__Task details__:
From the first line to the last, write out the records exactly, leaving the pictures behind.

##### Records for the task

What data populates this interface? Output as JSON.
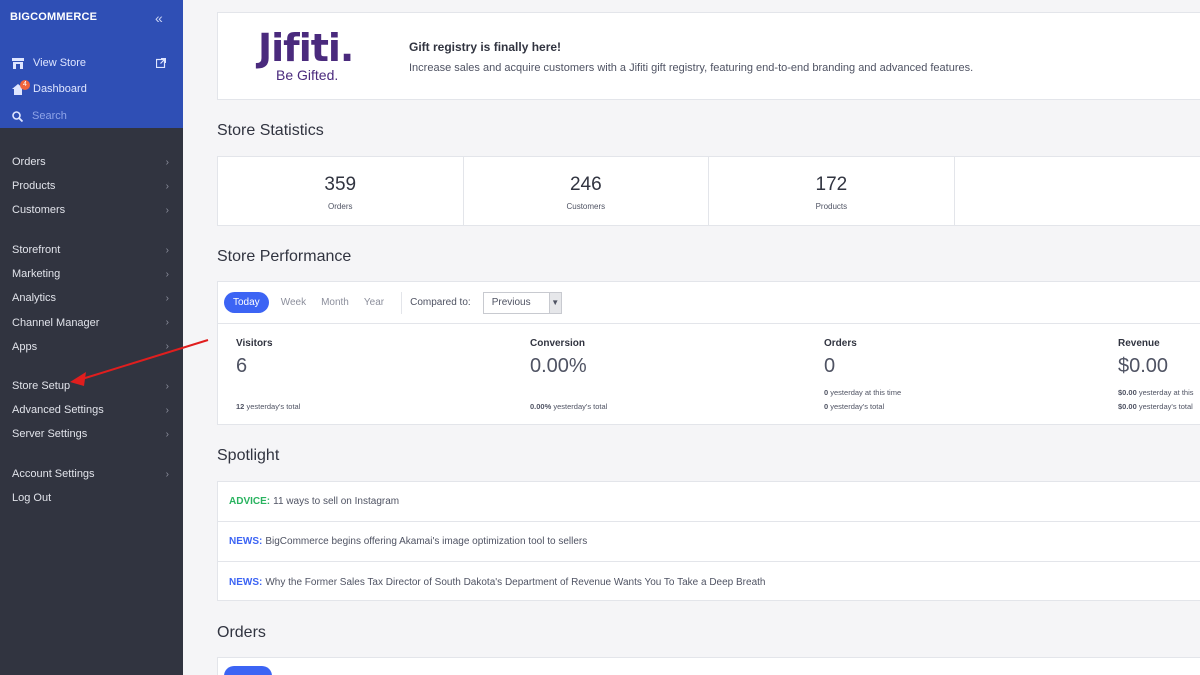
{
  "sidebar": {
    "logo_big": "BIG",
    "logo_rest": "COMMERCE",
    "collapse": "«",
    "view_store": "View Store",
    "dashboard": "Dashboard",
    "dashboard_badge": "4",
    "search_placeholder": "Search",
    "group1": [
      "Orders",
      "Products",
      "Customers"
    ],
    "group2": [
      "Storefront",
      "Marketing",
      "Analytics",
      "Channel Manager",
      "Apps"
    ],
    "group3": [
      "Store Setup",
      "Advanced Settings",
      "Server Settings"
    ],
    "group4": [
      "Account Settings",
      "Log Out"
    ]
  },
  "banner": {
    "logo_text": "Jifiti.",
    "logo_tagline": "Be Gifted.",
    "title": "Gift registry is finally here!",
    "text": "Increase sales and acquire customers with a Jifiti gift registry, featuring end-to-end branding and advanced features."
  },
  "stats": {
    "title": "Store Statistics",
    "items": [
      {
        "value": "359",
        "label": "Orders"
      },
      {
        "value": "246",
        "label": "Customers"
      },
      {
        "value": "172",
        "label": "Products"
      }
    ]
  },
  "performance": {
    "title": "Store Performance",
    "tabs": [
      "Today",
      "Week",
      "Month",
      "Year"
    ],
    "compared_label": "Compared to:",
    "compared_value": "Previous",
    "metrics": {
      "visitors": {
        "title": "Visitors",
        "value": "6",
        "sub1_bold": "12",
        "sub1": "yesterday's total"
      },
      "conversion": {
        "title": "Conversion",
        "value": "0.00%",
        "sub1_bold": "0.00%",
        "sub1": "yesterday's total"
      },
      "orders": {
        "title": "Orders",
        "value": "0",
        "sub1_bold": "0",
        "sub1": "yesterday at this time",
        "sub2_bold": "0",
        "sub2": "yesterday's total"
      },
      "revenue": {
        "title": "Revenue",
        "value": "$0.00",
        "sub1_bold": "$0.00",
        "sub1": "yesterday at this",
        "sub2_bold": "$0.00",
        "sub2": "yesterday's total"
      }
    }
  },
  "spotlight": {
    "title": "Spotlight",
    "items": [
      {
        "tag": "ADVICE:",
        "text": "11 ways to sell on Instagram"
      },
      {
        "tag": "NEWS:",
        "text": "BigCommerce begins offering Akamai's image optimization tool to sellers"
      },
      {
        "tag": "NEWS:",
        "text": "Why the Former Sales Tax Director of South Dakota's Department of Revenue Wants You To Take a Deep Breath"
      }
    ]
  },
  "orders_section": {
    "title": "Orders"
  },
  "colors": {
    "accent": "#3c64f4",
    "sidebar": "#313440",
    "sidebar_top": "#2f4fb5",
    "annotation_arrow": "#e01e1e"
  }
}
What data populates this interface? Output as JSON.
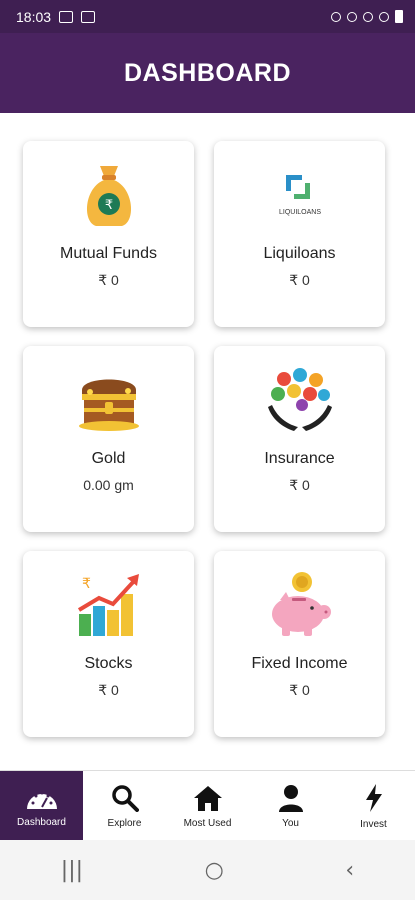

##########

__Exercise result__:
What data populates this interface? Output as JSON.
{
  "sidebar": {
    "logo_big": "BIG",
    "logo_rest": "COMMERCE",
    "collapse": "«",
    "view_store": "View Store",
    "dashboard": "Dashboard",
    "dashboard_badge": "4",
    "search_placeholder": "Search",
    "group1": [
      "Orders",
      "Products",
      "Customers"
    ],
    "group2": [
      "Storefront",
      "Marketing",
      "Analytics",
      "Channel Manager",
      "Apps"
    ],
    "group3": [
      "Store Setup",
      "Advanced Settings",
      "Server Settings"
    ],
    "group4": [
      "Account Settings",
      "Log Out"
    ]
  },
  "banner": {
    "logo_text": "Jifiti.",
    "logo_tagline": "Be Gifted.",
    "title": "Gift registry is finally here!",
    "text": "Increase sales and acquire customers with a Jifiti gift registry, featuring end-to-end branding and advanced features."
  },
  "stats": {
    "title": "Store Statistics",
    "items": [
      {
        "value": "359",
        "label": "Orders"
      },
      {
        "value": "246",
        "label": "Customers"
      },
      {
        "value": "172",
        "label": "Products"
      }
    ]
  },
  "performance": {
    "title": "Store Performance",
    "tabs": [
      "Today",
      "Week",
      "Month",
      "Year"
    ],
    "compared_label": "Compared to:",
    "compared_value": "Previous",
    "metrics": {
      "visitors": {
        "title": "Visitors",
        "value": "6",
        "sub1_bold": "12",
        "sub1": "yesterday's total"
      },
      "conversion": {
        "title": "Conversion",
        "value": "0.00%",
        "sub1_bold": "0.00%",
        "sub1": "yesterday's total"
      },
      "orders": {
        "title": "Orders",
        "value": "0",
        "sub1_bold": "0",
        "sub1": "yesterday at this time",
        "sub2_bold": "0",
        "sub2": "yesterday's total"
      },
      "revenue": {
        "title": "Revenue",
        "value": "$0.00",
        "sub1_bold": "$0.00",
        "sub1": "yesterday at this",
        "sub2_bold": "$0.00",
        "sub2": "yesterday's total"
      }
    }
  },
  "spotlight": {
    "title": "Spotlight",
    "items": [
      {
        "tag": "ADVICE:",
        "text": "11 ways to sell on Instagram"
      },
      {
        "tag": "NEWS:",
        "text": "BigCommerce begins offering Akamai's image optimization tool to sellers"
      },
      {
        "tag": "NEWS:",
        "text": "Why the Former Sales Tax Director of South Dakota's Department of Revenue Wants You To Take a Deep Breath"
      }
    ]
  },
  "orders_section": {
    "title": "Orders"
  },
  "colors": {
    "accent": "#3c64f4",
    "sidebar": "#313440",
    "sidebar_top": "#2f4fb5",
    "annotation_arrow": "#e01e1e"
  }
}
What data populates this interface? Output as JSON.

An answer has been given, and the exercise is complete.